As foreign secretary, Truss has worked along with the Biden administration in line with the British and European policy of reviving the 2015 nuclear deal, the JCPOA (Joint Comprehensive Plan of Action). Along with French and German counterparts, she has increasingly placed the onus to Iran to make compromises as the talks have become US-Iran contacts, mediated by the European Union, since Vienna multilateral meetings between Iran and six world powers paused in March.
Liz Truss with European Union foreign policy chief Josep Borrell on December 11, 2021
Hopes for the talks have risen and fallen in recent weeks. In comments made Monday to reporters in Brussels, Josep Borrell, head of EU foreign policy, said he was “less confident today than 28 hours before on the convergence of the negotiation process,” and that without convergence, “the whole process is in danger.”
Borrell: Nuclear talks ‘in danger’
While France and Germany, and the European Union, may look to Truss to hold the UK’s current position, Monday’s news that Truss had been elected leader of the British Conservative Party and therefore prime minister designate, prompted celebrations among many conservative commentators.
“To leave the past few years of Chamberlain Conservatism and reclaim Churchill’s mantle, Truss must act boldly from day one to break the FCO’s [foreign office] hold on No 10 [the prime minister’s residence],” tweeted Richard Goldberg, senior advisor to the Federation for Defense of Democracies. In calling Johnson an ‘appeaser,’ Goldberg referred to Neville Chamberlain, British prime minister 1937-40, who explored options for stopping Nazi Germany short of war.
‘No need to tread on eggshells’
Nile Gardiner, director of the Margaret Thatcher Centre for Freedom at Heritage Foundation and frequent contributor to Fox News, wrote August 31 that Truss would challenge the Biden administration over aspects of US foreign policy, “such as its weakness on Iran.” Truss, wrote Gardiner, would “not be afraid to take on the liberal establishment at home and abroad.”

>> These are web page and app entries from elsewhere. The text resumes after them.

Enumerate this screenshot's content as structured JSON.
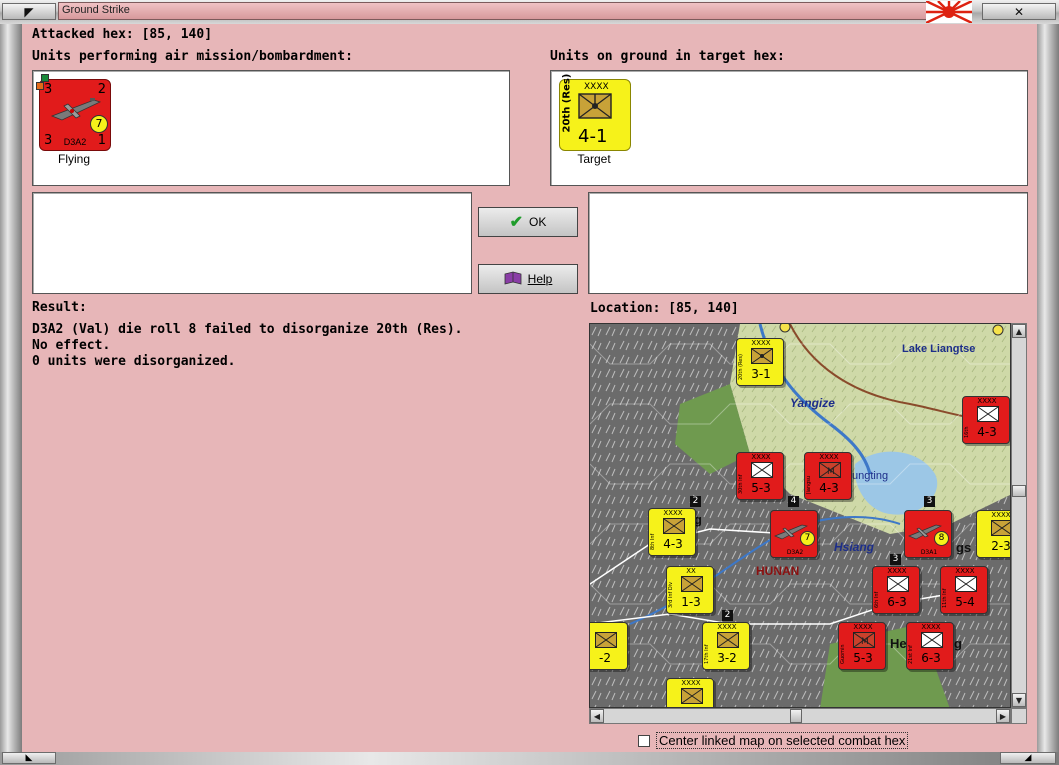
{
  "window": {
    "title": "Ground Strike"
  },
  "attacked_hex": {
    "label": "Attacked hex:",
    "value": "[85, 140]"
  },
  "air_units": {
    "label": "Units performing air mission/bombardment:",
    "units": [
      {
        "type_code": "D3A2",
        "attack": "3",
        "range": "2",
        "defense": "3",
        "moves": "1",
        "strength": "7",
        "status": "Flying",
        "color": "#e11b1b"
      }
    ]
  },
  "ground_units": {
    "label": "Units on ground in target hex:",
    "units": [
      {
        "name": "20th (Res)",
        "size": "XXXX",
        "combat": "4-1",
        "status": "Target",
        "color": "#f6f21a"
      }
    ]
  },
  "buttons": {
    "ok_label": "OK",
    "help_label": "Help"
  },
  "result": {
    "label": "Result:",
    "lines": [
      "D3A2 (Val) die roll 8 failed to disorganize 20th (Res).",
      "No effect.",
      "0 units were disorganized."
    ]
  },
  "location": {
    "label": "Location:",
    "value": "[85, 140]"
  },
  "map": {
    "labels": {
      "lake": "Lake Liangtse",
      "river": "Yangize",
      "town1": "ungting",
      "town2": "Hsiang",
      "province": "HUNAN",
      "city_a": "ng",
      "city_b": "gs",
      "city_c": "He",
      "city_d": "g"
    },
    "counters": [
      {
        "id": "c1",
        "top": "XXXX",
        "mid": "3-1",
        "side": "20th (Res)",
        "color": "#f6f21a",
        "kind": "hq"
      },
      {
        "id": "c2",
        "top": "XXXX",
        "mid": "5-3",
        "side": "30th Inf",
        "color": "#e11b1b",
        "kind": "inf"
      },
      {
        "id": "c3",
        "top": "XXXX",
        "mid": "4-3",
        "side": "Jiangsu",
        "color": "#e11b1b",
        "kind": "mech"
      },
      {
        "id": "c4",
        "top": "XXXX",
        "mid": "4-3",
        "side": "16th",
        "color": "#e11b1b",
        "kind": "inf"
      },
      {
        "id": "c5",
        "top": "XXXX",
        "mid": "4-3",
        "side": "8th Inf",
        "color": "#f6f21a",
        "kind": "mixed"
      },
      {
        "id": "c6",
        "top": "",
        "mid": "7",
        "side": "D3A2",
        "color": "#e11b1b",
        "kind": "air"
      },
      {
        "id": "c7",
        "top": "",
        "mid": "8",
        "side": "D3A1",
        "color": "#e11b1b",
        "kind": "air"
      },
      {
        "id": "c8",
        "top": "XXXX",
        "mid": "2-3",
        "side": "",
        "color": "#f6f21a",
        "kind": "inf"
      },
      {
        "id": "c9",
        "top": "XX",
        "mid": "1-3",
        "side": "3rd Inf Div",
        "color": "#f6f21a",
        "kind": "inf"
      },
      {
        "id": "c10",
        "top": "XXXX",
        "mid": "6-3",
        "side": "6th Inf",
        "color": "#e11b1b",
        "kind": "inf"
      },
      {
        "id": "c11",
        "top": "XXXX",
        "mid": "5-4",
        "side": "11th Inf",
        "color": "#e11b1b",
        "kind": "mixed"
      },
      {
        "id": "c12",
        "top": "XXXX",
        "mid": "3-2",
        "side": "17th Inf",
        "color": "#f6f21a",
        "kind": "mixed"
      },
      {
        "id": "c13",
        "top": "",
        "mid": "-2",
        "side": "",
        "color": "#f6f21a",
        "kind": "mixed"
      },
      {
        "id": "c14",
        "top": "XXXX",
        "mid": "5-3",
        "side": "Guomin",
        "color": "#e11b1b",
        "kind": "mech"
      },
      {
        "id": "c15",
        "top": "XXXX",
        "mid": "6-3",
        "side": "21st Inf",
        "color": "#e11b1b",
        "kind": "mixed"
      },
      {
        "id": "c16",
        "top": "XXXX",
        "mid": "",
        "side": "",
        "color": "#f6f21a",
        "kind": "mixed"
      }
    ],
    "stack_badges": [
      "2",
      "4",
      "3",
      "3",
      "2"
    ]
  },
  "center_checkbox": {
    "label": "Center linked map on selected combat hex",
    "checked": false
  }
}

The Daily Telegraph ran a leader August 28 headlined ‘Truss must bloc Iran deal,’ which it said was “likely to offer at best nothing more than a trivial delay to the ayatollahs’ atomic ambitions, even as it unlocks cash likely to fund attacks against the very Western governments which sign up.” With Zeghari-Ratcliffe freed, the paper opined, “there is no need to tread on eggshells.”
Towards the end of the Conservative leadership election, United Against Nuclear Iran speculated in the US that her rival Rishi Sunak’s “domestic emphasis on Britain’s finances might sway him toward a pro-trade rationale and attendant support for the JCPOA…A Sunak government would suggest a continuation of his former boss’s [Boris Johnson] Iran policy: ongoing support for the JCPOA as a ‘least bad’ option to restrain and possibly moderate Iran in the long term.”
Among other JCPOA opponents, Israel Prime Minister Yair Lapid congratulated Truss as “my new friend, a true friend of Israeli.” The Jerusalem Post, highlighting Lapid and Truss overlapping as foreign ministers, cited “sources close” to the Israeli prime minister that Truss “has shown an understanding of the threat Tehran poses to the Jewish state and is closer to Israel’s view on Iran’s prevarications in the talks.”